Last Updated on January 3, 2021 by Neil Mackengie
Most of us think that spiders use silk only to spin a web. Actually, no other animal uses silk in as many ways as spiders do. They make it into houses, lifelines, diving bells, cocoons, “airplanes”, lassos, spring traps, and the web we all know.
Spiders are not insects but belong to a Species called “arachnid”. Unlike insects, they have eight legs, eight eyes in most cases, no wings, and only two parts to their bodies. Spiders are found in practically every kind of climate. They can run on the ground, climbing plants, run on water, and even live in water.
The spider manufactures its silk in certain glands found in the abdomen, or belly. At the tip of the abdomen, there are spinning organs that contain many tiny holes. The silk is forced through these tiny holes. When the silk comes out it is a liquid. As soon as it comes into contact with the air, it becomes solid.
The spider makes many different kinds of silk. It makes a sticky kind that is used for the web because this catches insects. For the spokes of the web, it makes stronger silk, which is not sticky. And it makes a still different kind of silk for the cocoon.
Even the webs that spiders spin is of many different kinds. The wheel-like web is the one we see most often. There are also “sheet” webs, which are flat and shaped like funnels or domes. And the trap-door spiders make a burrow out of their web with a lidlike opening at the top to catch and hold their prey.
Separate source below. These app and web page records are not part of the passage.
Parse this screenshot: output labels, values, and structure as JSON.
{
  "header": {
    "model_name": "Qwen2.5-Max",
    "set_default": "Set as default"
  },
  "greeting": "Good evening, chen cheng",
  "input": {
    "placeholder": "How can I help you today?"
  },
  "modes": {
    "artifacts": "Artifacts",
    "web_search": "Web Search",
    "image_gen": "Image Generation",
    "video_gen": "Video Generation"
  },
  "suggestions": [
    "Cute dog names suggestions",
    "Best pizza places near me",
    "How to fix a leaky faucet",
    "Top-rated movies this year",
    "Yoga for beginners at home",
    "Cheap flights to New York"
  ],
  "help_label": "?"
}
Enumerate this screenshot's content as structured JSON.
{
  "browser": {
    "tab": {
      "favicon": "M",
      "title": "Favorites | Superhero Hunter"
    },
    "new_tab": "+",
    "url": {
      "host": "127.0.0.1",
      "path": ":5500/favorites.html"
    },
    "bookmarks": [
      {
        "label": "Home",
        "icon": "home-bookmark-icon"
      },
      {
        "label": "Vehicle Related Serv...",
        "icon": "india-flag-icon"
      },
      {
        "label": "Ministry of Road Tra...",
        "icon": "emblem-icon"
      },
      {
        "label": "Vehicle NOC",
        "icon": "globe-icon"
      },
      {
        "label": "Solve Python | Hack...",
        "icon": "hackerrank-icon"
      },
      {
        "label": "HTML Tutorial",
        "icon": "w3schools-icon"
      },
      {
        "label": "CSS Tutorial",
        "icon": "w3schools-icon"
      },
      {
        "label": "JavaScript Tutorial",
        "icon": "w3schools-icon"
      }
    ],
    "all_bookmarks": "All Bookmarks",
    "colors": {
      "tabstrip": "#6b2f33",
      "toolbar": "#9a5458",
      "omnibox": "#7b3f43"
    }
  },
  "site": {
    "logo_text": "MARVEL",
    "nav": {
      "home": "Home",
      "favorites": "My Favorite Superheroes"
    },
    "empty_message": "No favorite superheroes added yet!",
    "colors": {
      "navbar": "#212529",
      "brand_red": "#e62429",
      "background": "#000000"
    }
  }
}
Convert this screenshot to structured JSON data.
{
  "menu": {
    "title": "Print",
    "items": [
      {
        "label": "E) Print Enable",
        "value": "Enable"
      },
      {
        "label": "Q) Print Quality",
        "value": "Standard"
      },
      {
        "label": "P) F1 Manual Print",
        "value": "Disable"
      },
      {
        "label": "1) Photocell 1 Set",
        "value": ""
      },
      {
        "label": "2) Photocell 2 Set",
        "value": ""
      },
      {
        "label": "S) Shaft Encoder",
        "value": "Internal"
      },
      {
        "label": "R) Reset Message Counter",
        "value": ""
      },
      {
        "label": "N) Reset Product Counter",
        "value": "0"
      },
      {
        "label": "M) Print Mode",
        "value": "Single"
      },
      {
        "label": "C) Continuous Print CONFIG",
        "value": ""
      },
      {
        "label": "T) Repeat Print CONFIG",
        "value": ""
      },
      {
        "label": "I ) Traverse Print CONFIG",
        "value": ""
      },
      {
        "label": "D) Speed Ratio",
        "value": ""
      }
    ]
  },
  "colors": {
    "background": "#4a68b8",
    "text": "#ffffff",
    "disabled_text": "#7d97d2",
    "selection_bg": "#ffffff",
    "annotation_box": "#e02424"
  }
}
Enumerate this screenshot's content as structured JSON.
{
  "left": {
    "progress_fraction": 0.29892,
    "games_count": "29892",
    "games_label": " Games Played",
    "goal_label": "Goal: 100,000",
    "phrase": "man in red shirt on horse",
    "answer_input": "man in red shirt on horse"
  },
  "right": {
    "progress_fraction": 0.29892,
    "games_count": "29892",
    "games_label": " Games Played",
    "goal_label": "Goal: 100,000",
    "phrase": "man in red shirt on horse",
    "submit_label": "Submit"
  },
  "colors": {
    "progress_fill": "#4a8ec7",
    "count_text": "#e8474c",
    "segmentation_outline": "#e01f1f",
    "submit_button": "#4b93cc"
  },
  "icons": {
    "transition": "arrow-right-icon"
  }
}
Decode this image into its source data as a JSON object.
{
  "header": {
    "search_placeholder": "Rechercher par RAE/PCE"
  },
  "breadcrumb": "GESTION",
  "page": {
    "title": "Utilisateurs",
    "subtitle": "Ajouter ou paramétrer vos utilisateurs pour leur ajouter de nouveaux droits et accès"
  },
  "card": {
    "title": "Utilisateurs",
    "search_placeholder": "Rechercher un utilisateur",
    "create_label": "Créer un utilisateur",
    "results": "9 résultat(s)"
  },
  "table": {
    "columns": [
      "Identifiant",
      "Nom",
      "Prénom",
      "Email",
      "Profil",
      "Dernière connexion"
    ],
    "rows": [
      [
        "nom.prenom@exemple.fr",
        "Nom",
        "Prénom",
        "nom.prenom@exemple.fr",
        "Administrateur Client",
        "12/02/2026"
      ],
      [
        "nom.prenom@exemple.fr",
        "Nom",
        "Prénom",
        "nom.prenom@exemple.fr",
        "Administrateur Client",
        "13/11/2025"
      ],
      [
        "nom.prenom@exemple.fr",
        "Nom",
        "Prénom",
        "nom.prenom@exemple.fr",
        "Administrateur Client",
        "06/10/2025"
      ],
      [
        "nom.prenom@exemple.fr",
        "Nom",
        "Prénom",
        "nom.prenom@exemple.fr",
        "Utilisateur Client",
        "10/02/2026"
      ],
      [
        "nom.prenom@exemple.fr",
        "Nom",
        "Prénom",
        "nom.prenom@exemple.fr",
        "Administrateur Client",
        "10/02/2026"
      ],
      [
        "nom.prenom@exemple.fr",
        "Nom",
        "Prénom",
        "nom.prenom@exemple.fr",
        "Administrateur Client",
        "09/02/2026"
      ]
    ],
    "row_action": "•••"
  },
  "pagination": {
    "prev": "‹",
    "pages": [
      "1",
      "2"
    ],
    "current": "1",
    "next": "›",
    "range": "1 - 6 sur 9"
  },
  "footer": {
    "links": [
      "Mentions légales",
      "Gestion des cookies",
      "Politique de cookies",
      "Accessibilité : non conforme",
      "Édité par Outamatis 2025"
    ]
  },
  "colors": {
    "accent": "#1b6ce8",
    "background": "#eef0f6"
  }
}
Other spiders build a bell-shaped home of silk that is entirely underwater!
How long does it take for a spider to make a web?
It takes about one hour for a spider to make a web.